Holes

Osteospermum

Today at Button Moon was a day of digging holes.  Big holes, little holes, medium sized holes.   Some awkward roots and slates, some easy passages.  Luckily I was armed with a golden spade, it made life much easier.  Everyone should have a golden spade, even if you haven’t got golden boots.  Into these holes I planted a pot bound camellia, three Heuchera ‘Marmalade’, a Viburnum tinus and Rhododendron ‘Horizon Monarch’.  Grow, grow, grow!

This osteospermum needs no encouragement.  Some might say it needs to calm down a little.  Not me.  I say “grow, grow, grow!”

The Future

Poppy Seed Head

Last week, on my first day back on Button Moon, we prepared the annual wildflower beds for the coming year.  It seemed a fitting way to mark the occasion of my return to the fold.   The border was weeded, the bones of last year’s blooms were pulling up and any remaining seed broadcast.   Looking forward to the future.  It is the only way to go.

This is the carcass of a particularly frou frou, bruise purple poppy that infiltrated the native mix.   It might not be true to the standard meadow form, but it was welcomed with open arms.  The contents of the pepper pot seed head will be scattered with the rest.  We do love a bit of frou frou.

Another

hydrangea

Another hydrangea, and why not?  It has made the effort to flower, and so beautifully.  Today on Button Moon, glowing in the low and most welcome sunlight, it was hard to believe that it wasn’t blooming just for our delectation.  Of course it doesn’t care a fig what we think.

Demarcation

After very enjoyable, but rather hectic, weekend it was a treat to spend the day on Button Moon.  Even better I was joined by my friend Pickle.   First we surveyed the garden.  I was looking for progression and regression in order to make an accurate assessment of horticultural jobs and their relative urgency.  Pickle was compling an inventory of sticks, balls and miscellaneous toys including Pink Piggie.  Later I picked pears and apples, collected seed, weeded re-emerging ground elder and dead-headed herbaceous plants.

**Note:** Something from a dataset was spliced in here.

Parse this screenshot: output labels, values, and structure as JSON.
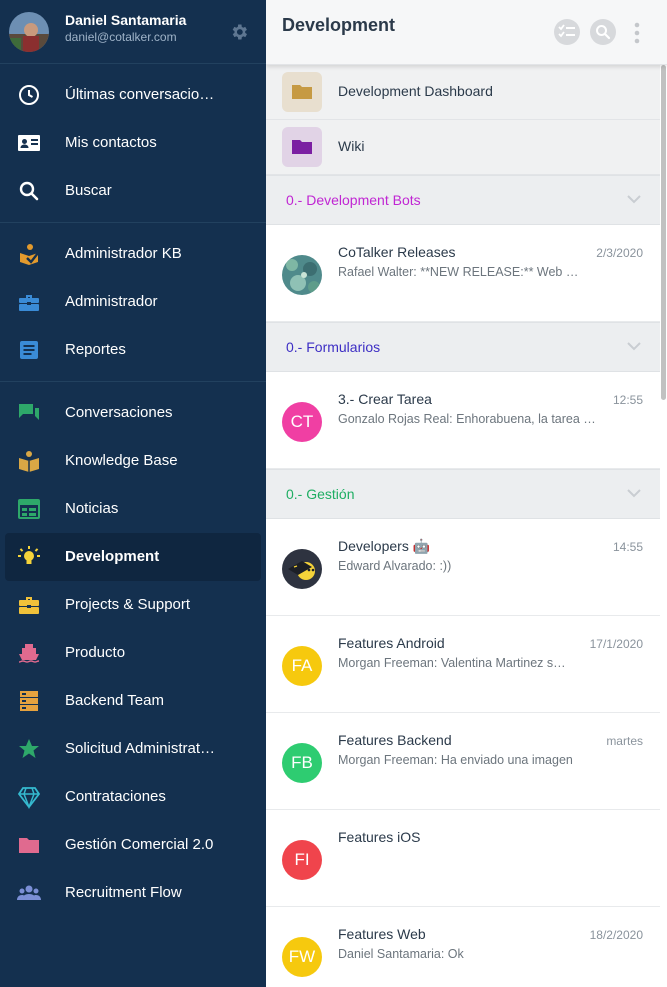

Pickle rolled in badger poo.   So pleased we didn’t get our jobs mixed up.

Bright Side

poppy

There are some advantages to persistent mizzle, even when you are out in it all day, stewing like an old turnip in head to toe waterproofs, the only ventilation provided by a leaking boot.  They are as follows:

  1. Good company, both human and canine, although a degree of encouragement was dispensed from the dry side of a window (yes Pickle I am talking about you, fair weather friend).
  2. Excused the chore of lugging watering cans up and down steps (lucky as a strategic tennis ball was positioned at the very top) (anyone else think this is a bit suspect?) (and what was that piece of paper I was asked to sign the other day?)
  3. Rapid weight loss, although unfortunately only temporary, it went straight back on when I partook of my early evening quart of Merrydown and black.
  4. Photogenic raindrops on refreshed flowers.

Pursuit

coreopsisThe annual wildflower mix on Button Moon is still going strong, with tickseed and late marigolds  beginning to take over from the linum and nigella.   This is great news not only for us but for the host of pollinators who are enjoying these riches.  Today I pursued, in the nicest non stalker like way, a tiny blue butterfly.  She landed, briefly, on Eschschlotzia californica ‘Red Chief’ which is lolling about on the adjacent bed.  With a zoom and a lucky shot I captured her, before she flitted off again, blissfully unaware of the huntress.

Eschsholtzia californica 'Red Chief'

Weeds and Wildflowers

Linum

One of my first tasks on Button Moon was to pick out the weeds from a sowing of wildflowers.  I was stumped.  Wildflowers.  Weeds.  Aren’t they the same thing?  I was worried that my dumbfounded look was not impressing my new employers.  Pickle the Jack Russell looked disappointed at my reticence.  The silence was awkward.

Inaction was not an option.  I did my best. We decided that the perennials were a disaster, mostly nasturtium and dandelion.  The annuals more promising.  Some were obvious, I shimmied around others.

This linum survived, as did many others.  All beauties, none of them weeds, as few of us are in our mothers’ eyes.